Problem details. From the entries below, extract every line that includes the word "value".

Given records.
·····
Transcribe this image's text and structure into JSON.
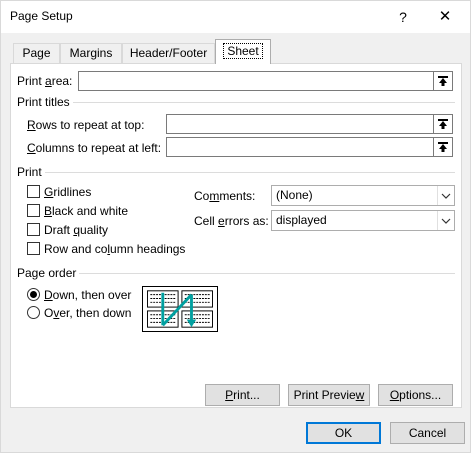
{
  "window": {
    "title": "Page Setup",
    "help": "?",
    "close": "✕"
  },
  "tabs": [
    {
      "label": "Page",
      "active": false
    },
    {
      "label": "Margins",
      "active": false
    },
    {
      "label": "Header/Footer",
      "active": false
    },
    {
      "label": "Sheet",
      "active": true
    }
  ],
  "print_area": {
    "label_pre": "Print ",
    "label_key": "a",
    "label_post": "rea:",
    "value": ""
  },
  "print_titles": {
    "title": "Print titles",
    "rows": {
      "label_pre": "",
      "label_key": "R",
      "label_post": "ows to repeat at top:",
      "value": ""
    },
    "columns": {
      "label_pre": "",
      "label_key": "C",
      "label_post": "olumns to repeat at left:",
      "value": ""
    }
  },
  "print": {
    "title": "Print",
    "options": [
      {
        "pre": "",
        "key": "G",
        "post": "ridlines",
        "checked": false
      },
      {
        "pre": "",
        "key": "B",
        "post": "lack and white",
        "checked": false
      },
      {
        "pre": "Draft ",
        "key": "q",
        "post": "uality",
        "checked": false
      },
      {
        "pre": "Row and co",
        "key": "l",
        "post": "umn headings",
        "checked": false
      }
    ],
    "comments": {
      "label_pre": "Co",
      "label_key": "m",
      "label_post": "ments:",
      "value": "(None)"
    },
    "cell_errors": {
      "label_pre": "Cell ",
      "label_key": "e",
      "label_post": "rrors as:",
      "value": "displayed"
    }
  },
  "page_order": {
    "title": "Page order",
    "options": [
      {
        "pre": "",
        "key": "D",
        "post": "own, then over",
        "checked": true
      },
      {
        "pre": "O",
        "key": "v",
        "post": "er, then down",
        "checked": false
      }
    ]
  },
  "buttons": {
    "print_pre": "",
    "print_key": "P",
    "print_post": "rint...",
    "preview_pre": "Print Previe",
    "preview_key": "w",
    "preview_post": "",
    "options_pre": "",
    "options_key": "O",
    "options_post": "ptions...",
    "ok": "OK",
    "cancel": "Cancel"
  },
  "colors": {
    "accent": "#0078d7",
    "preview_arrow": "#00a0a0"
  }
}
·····
Solution for this task.
    "value": ""
      "value": ""
      "value": ""
      "value": "(None)"
      "value": "displayed"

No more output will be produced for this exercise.